■ The data:
----------------

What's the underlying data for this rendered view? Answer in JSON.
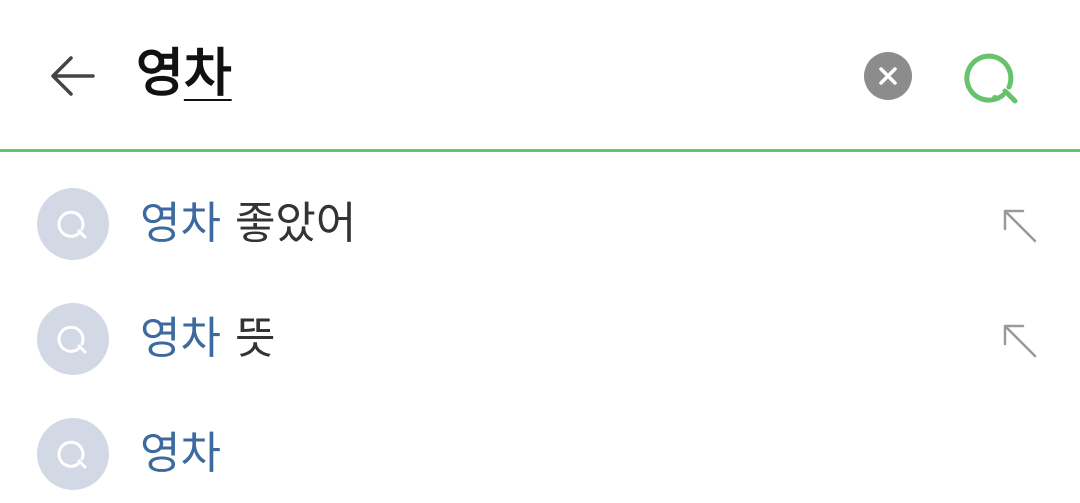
{
  "search": {
    "query_committed": "영",
    "query_composing": "차"
  },
  "suggestions": [
    {
      "highlight": "영차",
      "rest": " 좋았어",
      "has_fill_arrow": true
    },
    {
      "highlight": "영차",
      "rest": " 뜻",
      "has_fill_arrow": true
    },
    {
      "highlight": "영차",
      "rest": "",
      "has_fill_arrow": false
    }
  ],
  "colors": {
    "accent": "#66c26d",
    "highlight_text": "#3d6a9e",
    "suggestion_icon_bg": "#d2d9e5",
    "clear_button_bg": "#8c8c8c"
  },
  "icons": {
    "back": "arrow-left-icon",
    "clear": "close-icon",
    "search": "search-icon",
    "suggestion": "search-icon",
    "fill": "arrow-up-left-icon"
  }
}
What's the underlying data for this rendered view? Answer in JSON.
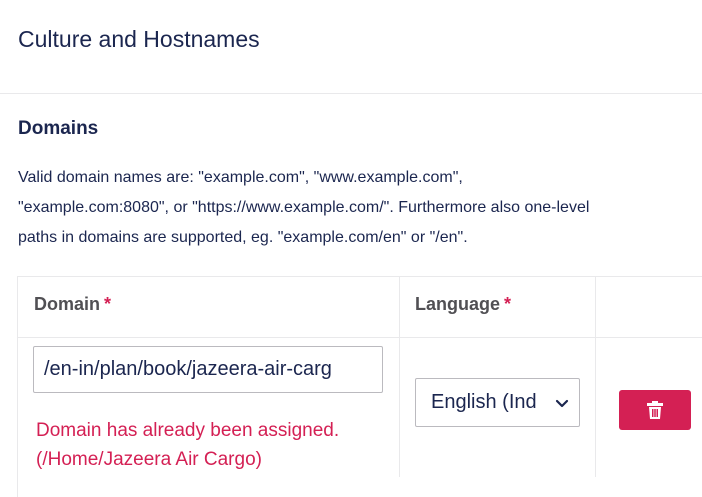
{
  "header": {
    "title": "Culture and Hostnames"
  },
  "domains": {
    "title": "Domains",
    "help_line1": "Valid domain names are: \"example.com\", \"www.example.com\",",
    "help_line2": "\"example.com:8080\", or \"https://www.example.com/\". Furthermore also one-level",
    "help_line3": "paths in domains are supported, eg. \"example.com/en\" or \"/en\".",
    "table": {
      "columns": {
        "domain": "Domain",
        "language": "Language",
        "required_marker": "*"
      },
      "rows": [
        {
          "domain_value": "/en-in/plan/book/jazeera-air-carg",
          "error_line1": "Domain has already been assigned.",
          "error_line2": "(/Home/Jazeera Air Cargo)",
          "language": "English (Ind"
        }
      ]
    }
  },
  "icons": {
    "delete": "trash-icon",
    "dropdown": "chevron-down-icon"
  },
  "colors": {
    "danger": "#d42054",
    "text": "#1b264f",
    "border": "#e9e9eb"
  }
}
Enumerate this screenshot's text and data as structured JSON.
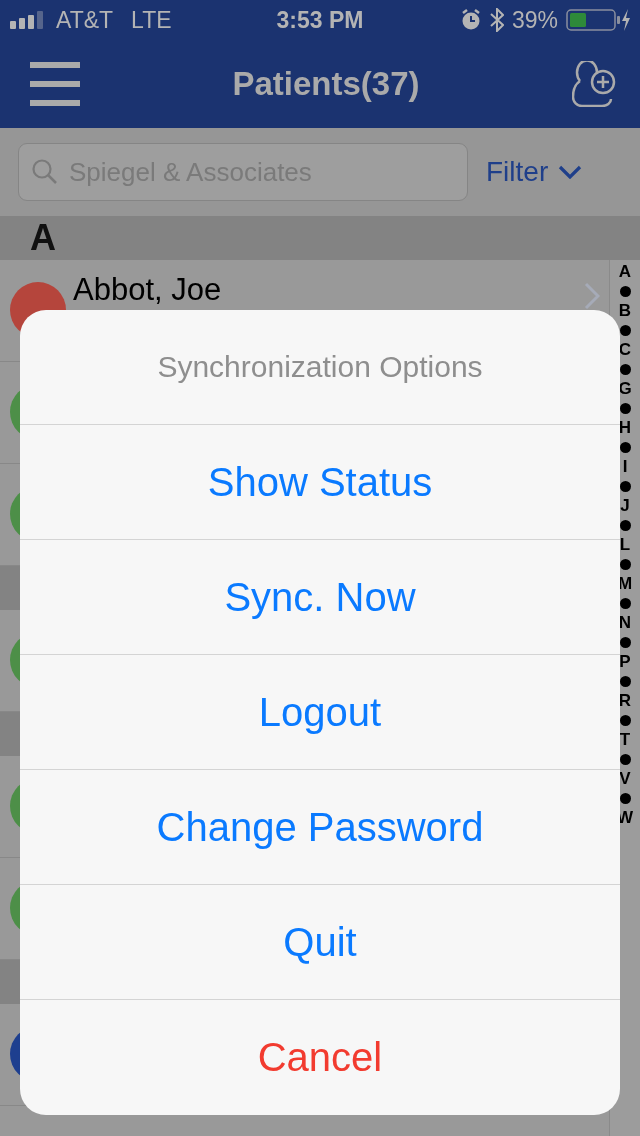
{
  "status_bar": {
    "carrier": "AT&T",
    "network": "LTE",
    "time": "3:53 PM",
    "battery": "39%"
  },
  "nav_bar": {
    "title": "Patients(37)"
  },
  "search": {
    "placeholder": "Spiegel & Associates"
  },
  "filter": {
    "label": "Filter"
  },
  "list": [
    {
      "kind": "section",
      "label": "A"
    },
    {
      "kind": "patient",
      "name": "Abbot, Joe",
      "color": "#b5453c"
    },
    {
      "kind": "patient",
      "color": "#4d8f48"
    },
    {
      "kind": "patient",
      "color": "#4d8f48"
    },
    {
      "kind": "section"
    },
    {
      "kind": "patient",
      "color": "#4d8f48"
    },
    {
      "kind": "section"
    },
    {
      "kind": "patient",
      "color": "#4d8f48"
    },
    {
      "kind": "patient",
      "color": "#4d8f48"
    },
    {
      "kind": "section"
    },
    {
      "kind": "patient",
      "color": "#1e3f8f"
    }
  ],
  "index": [
    "A",
    "B",
    "C",
    "G",
    "H",
    "I",
    "J",
    "L",
    "M",
    "N",
    "P",
    "R",
    "T",
    "V",
    "W"
  ],
  "action_sheet": {
    "title": "Synchronization Options",
    "actions": [
      {
        "label": "Show Status",
        "kind": "default"
      },
      {
        "label": "Sync. Now",
        "kind": "default"
      },
      {
        "label": "Logout",
        "kind": "default"
      },
      {
        "label": "Change Password",
        "kind": "default"
      },
      {
        "label": "Quit",
        "kind": "default"
      },
      {
        "label": "Cancel",
        "kind": "cancel"
      }
    ]
  }
}
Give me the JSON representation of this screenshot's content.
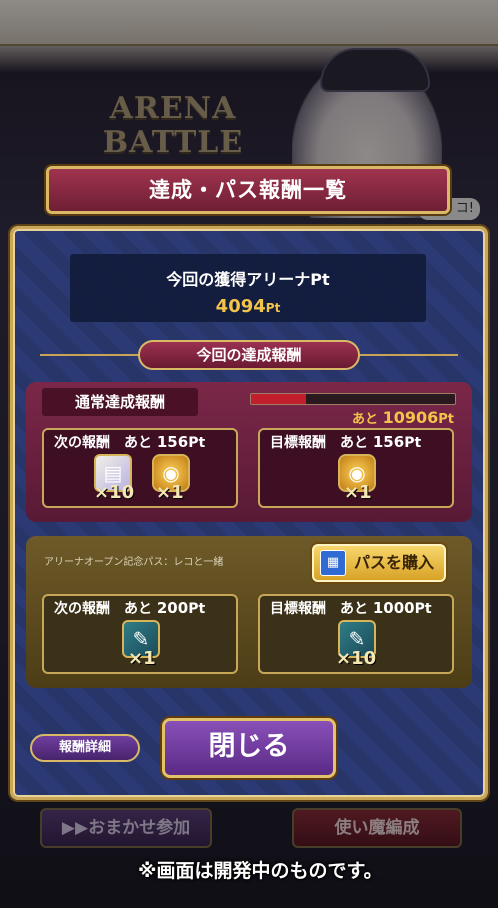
{
  "background": {
    "logo_line1": "ARENA",
    "logo_line2": "BATTLE",
    "bubble_text": "コ!",
    "auto_join_label": "▶▶おまかせ参加",
    "familiar_edit_label": "使い魔編成"
  },
  "dialog": {
    "title": "達成・パス報酬一覧",
    "earned_label": "今回の獲得アリーナPt",
    "earned_value": "4094",
    "earned_unit": "Pt",
    "section_tab": "今回の達成報酬"
  },
  "normal_rewards": {
    "header": "通常達成報酬",
    "progress_fraction": 0.27,
    "remaining_prefix": "あと",
    "remaining_value": "10906",
    "remaining_unit": "Pt",
    "next": {
      "label": "次の報酬",
      "remain": "あと",
      "pt": "156",
      "unit": "Pt",
      "items": [
        {
          "icon": "ticket-icon",
          "qty": "×10"
        },
        {
          "icon": "coin-icon",
          "qty": "×1"
        }
      ]
    },
    "goal": {
      "label": "目標報酬",
      "remain": "あと",
      "pt": "156",
      "unit": "Pt",
      "items": [
        {
          "icon": "coin-icon",
          "qty": "×1"
        }
      ]
    }
  },
  "pass_rewards": {
    "pass_name": "アリーナオープン記念パス：レコと一緒",
    "buy_label": "パスを購入",
    "next": {
      "label": "次の報酬",
      "remain": "あと",
      "pt": "200",
      "unit": "Pt",
      "items": [
        {
          "icon": "scroll-icon",
          "qty": "×1"
        }
      ]
    },
    "goal": {
      "label": "目標報酬",
      "remain": "あと",
      "pt": "1000",
      "unit": "Pt",
      "items": [
        {
          "icon": "scroll-icon",
          "qty": "×10"
        }
      ]
    }
  },
  "buttons": {
    "detail": "報酬詳細",
    "close": "閉じる"
  },
  "notice": "※画面は開発中のものです。",
  "colors": {
    "accent_gold": "#c8a858",
    "pt_yellow": "#f3c44a",
    "progress_red": "#c21e2e"
  }
}
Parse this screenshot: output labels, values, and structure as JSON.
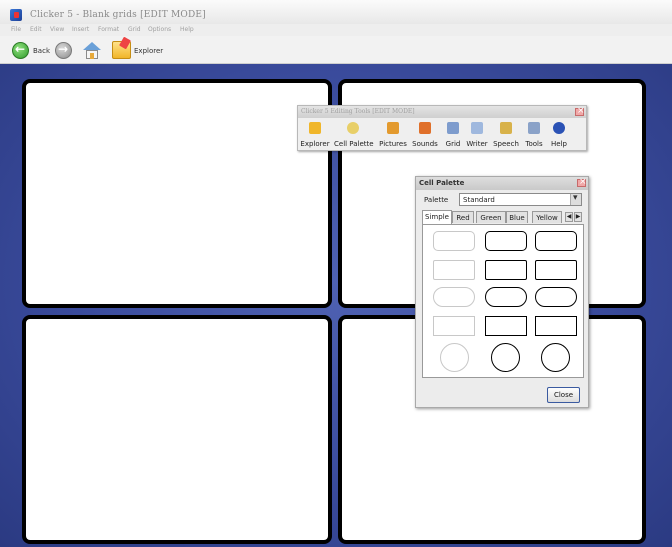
{
  "window": {
    "title": "Clicker 5 - Blank grids [EDIT MODE]"
  },
  "menu": [
    "File",
    "Edit",
    "View",
    "Insert",
    "Format",
    "Grid",
    "Options",
    "Help"
  ],
  "toolbar": {
    "back_label": "Back",
    "explorer_label": "Explorer"
  },
  "editing_tools": {
    "title": "Clicker 5 Editing Tools [EDIT MODE]",
    "tools": [
      {
        "label": "Explorer",
        "icon": "explorer-icon",
        "color": "#f0b62a"
      },
      {
        "label": "Cell Palette",
        "icon": "cell-palette-icon",
        "color": "#e8cf68"
      },
      {
        "label": "Pictures",
        "icon": "pictures-icon",
        "color": "#e39a2e"
      },
      {
        "label": "Sounds",
        "icon": "sounds-icon",
        "color": "#e0702a"
      },
      {
        "label": "Grid",
        "icon": "grid-icon",
        "color": "#7e9ccd"
      },
      {
        "label": "Writer",
        "icon": "writer-icon",
        "color": "#9fb8de"
      },
      {
        "label": "Speech",
        "icon": "speech-icon",
        "color": "#d8b24a"
      },
      {
        "label": "Tools",
        "icon": "tools-icon",
        "color": "#8aa2c8"
      },
      {
        "label": "Help",
        "icon": "help-icon",
        "color": "#2b52b5"
      }
    ]
  },
  "cell_palette": {
    "title": "Cell Palette",
    "palette_label": "Palette",
    "palette_value": "Standard",
    "tabs": [
      "Simple",
      "Red",
      "Green",
      "Blue",
      "Yellow"
    ],
    "active_tab": "Simple",
    "close_label": "Close"
  },
  "colors": {
    "workspace": "#3a4b9c",
    "cell_border": "#000000"
  }
}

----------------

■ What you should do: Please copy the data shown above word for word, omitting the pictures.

■ Response:
What's the underlying data for this rendered view? Answer in JSON.
{
  "search": {
    "query_committed": "영",
    "query_composing": "차"
  },
  "suggestions": [
    {
      "highlight": "영차",
      "rest": " 좋았어",
      "has_fill_arrow": true
    },
    {
      "highlight": "영차",
      "rest": " 뜻",
      "has_fill_arrow": true
    },
    {
      "highlight": "영차",
      "rest": "",
      "has_fill_arrow": false
    }
  ],
  "colors": {
    "accent": "#66c26d",
    "highlight_text": "#3d6a9e",
    "suggestion_icon_bg": "#d2d9e5",
    "clear_button_bg": "#8c8c8c"
  },
  "icons": {
    "back": "arrow-left-icon",
    "clear": "close-icon",
    "search": "search-icon",
    "suggestion": "search-icon",
    "fill": "arrow-up-left-icon"
  }
}
What's the underlying data for this rendered view? Answer in JSON.
{
  "header": {
    "title": "Culture and Hostnames"
  },
  "domains": {
    "title": "Domains",
    "help_line1": "Valid domain names are: \"example.com\", \"www.example.com\",",
    "help_line2": "\"example.com:8080\", or \"https://www.example.com/\". Furthermore also one-level",
    "help_line3": "paths in domains are supported, eg. \"example.com/en\" or \"/en\".",
    "table": {
      "columns": {
        "domain": "Domain",
        "language": "Language",
        "required_marker": "*"
      },
      "rows": [
        {
          "domain_value": "/en-in/plan/book/jazeera-air-carg",
          "error_line1": "Domain has already been assigned.",
          "error_line2": "(/Home/Jazeera Air Cargo)",
          "language": "English (Ind"
        }
      ]
    }
  },
  "icons": {
    "delete": "trash-icon",
    "dropdown": "chevron-down-icon"
  },
  "colors": {
    "danger": "#d42054",
    "text": "#1b264f",
    "border": "#e9e9eb"
  }
}
Enumerate this screenshot's text and data as structured JSON.
{
  "status_bar": {
    "carrier": "AT&T",
    "network": "LTE",
    "time": "3:53 PM",
    "battery": "39%"
  },
  "nav_bar": {
    "title": "Patients(37)"
  },
  "search": {
    "placeholder": "Spiegel & Associates"
  },
  "filter": {
    "label": "Filter"
  },
  "list": [
    {
      "kind": "section",
      "label": "A"
    },
    {
      "kind": "patient",
      "name": "Abbot, Joe",
      "color": "#b5453c"
    },
    {
      "kind": "patient",
      "color": "#4d8f48"
    },
    {
      "kind": "patient",
      "color": "#4d8f48"
    },
    {
      "kind": "section"
    },
    {
      "kind": "patient",
      "color": "#4d8f48"
    },
    {
      "kind": "section"
    },
    {
      "kind": "patient",
      "color": "#4d8f48"
    },
    {
      "kind": "patient",
      "color": "#4d8f48"
    },
    {
      "kind": "section"
    },
    {
      "kind": "patient",
      "color": "#1e3f8f"
    }
  ],
  "index": [
    "A",
    "B",
    "C",
    "G",
    "H",
    "I",
    "J",
    "L",
    "M",
    "N",
    "P",
    "R",
    "T",
    "V",
    "W"
  ],
  "action_sheet": {
    "title": "Synchronization Options",
    "actions": [
      {
        "label": "Show Status",
        "kind": "default"
      },
      {
        "label": "Sync. Now",
        "kind": "default"
      },
      {
        "label": "Logout",
        "kind": "default"
      },
      {
        "label": "Change Password",
        "kind": "default"
      },
      {
        "label": "Quit",
        "kind": "default"
      },
      {
        "label": "Cancel",
        "kind": "cancel"
      }
    ]
  }
}
Give me the JSON representation of this screenshot's content.
{
  "background": {
    "logo_line1": "ARENA",
    "logo_line2": "BATTLE",
    "bubble_text": "コ!",
    "auto_join_label": "▶▶おまかせ参加",
    "familiar_edit_label": "使い魔編成"
  },
  "dialog": {
    "title": "達成・パス報酬一覧",
    "earned_label": "今回の獲得アリーナPt",
    "earned_value": "4094",
    "earned_unit": "Pt",
    "section_tab": "今回の達成報酬"
  },
  "normal_rewards": {
    "header": "通常達成報酬",
    "progress_fraction": 0.27,
    "remaining_prefix": "あと",
    "remaining_value": "10906",
    "remaining_unit": "Pt",
    "next": {
      "label": "次の報酬",
      "remain": "あと",
      "pt": "156",
      "unit": "Pt",
      "items": [
        {
          "icon": "ticket-icon",
          "qty": "×10"
        },
        {
          "icon": "coin-icon",
          "qty": "×1"
        }
      ]
    },
    "goal": {
      "label": "目標報酬",
      "remain": "あと",
      "pt": "156",
      "unit": "Pt",
      "items": [
        {
          "icon": "coin-icon",
          "qty": "×1"
        }
      ]
    }
  },
  "pass_rewards": {
    "pass_name": "アリーナオープン記念パス：レコと一緒",
    "buy_label": "パスを購入",
    "next": {
      "label": "次の報酬",
      "remain": "あと",
      "pt": "200",
      "unit": "Pt",
      "items": [
        {
          "icon": "scroll-icon",
          "qty": "×1"
        }
      ]
    },
    "goal": {
      "label": "目標報酬",
      "remain": "あと",
      "pt": "1000",
      "unit": "Pt",
      "items": [
        {
          "icon": "scroll-icon",
          "qty": "×10"
        }
      ]
    }
  },
  "buttons": {
    "detail": "報酬詳細",
    "close": "閉じる"
  },
  "notice": "※画面は開発中のものです。",
  "colors": {
    "accent_gold": "#c8a858",
    "pt_yellow": "#f3c44a",
    "progress_red": "#c21e2e"
  }
}
Parse this screenshot: output labels, values, and structure as JSON.
{
  "window": {
    "title": "Clicker 5 - Blank grids [EDIT MODE]"
  },
  "menu": [
    "File",
    "Edit",
    "View",
    "Insert",
    "Format",
    "Grid",
    "Options",
    "Help"
  ],
  "toolbar": {
    "back_label": "Back",
    "explorer_label": "Explorer"
  },
  "editing_tools": {
    "title": "Clicker 5 Editing Tools [EDIT MODE]",
    "tools": [
      {
        "label": "Explorer",
        "icon": "explorer-icon",
        "color": "#f0b62a"
      },
      {
        "label": "Cell Palette",
        "icon": "cell-palette-icon",
        "color": "#e8cf68"
      },
      {
        "label": "Pictures",
        "icon": "pictures-icon",
        "color": "#e39a2e"
      },
      {
        "label": "Sounds",
        "icon": "sounds-icon",
        "color": "#e0702a"
      },
      {
        "label": "Grid",
        "icon": "grid-icon",
        "color": "#7e9ccd"
      },
      {
        "label": "Writer",
        "icon": "writer-icon",
        "color": "#9fb8de"
      },
      {
        "label": "Speech",
        "icon": "speech-icon",
        "color": "#d8b24a"
      },
      {
        "label": "Tools",
        "icon": "tools-icon",
        "color": "#8aa2c8"
      },
      {
        "label": "Help",
        "icon": "help-icon",
        "color": "#2b52b5"
      }
    ]
  },
  "cell_palette": {
    "title": "Cell Palette",
    "palette_label": "Palette",
    "palette_value": "Standard",
    "tabs": [
      "Simple",
      "Red",
      "Green",
      "Blue",
      "Yellow"
    ],
    "active_tab": "Simple",
    "close_label": "Close"
  },
  "colors": {
    "workspace": "#3a4b9c",
    "cell_border": "#000000"
  }
}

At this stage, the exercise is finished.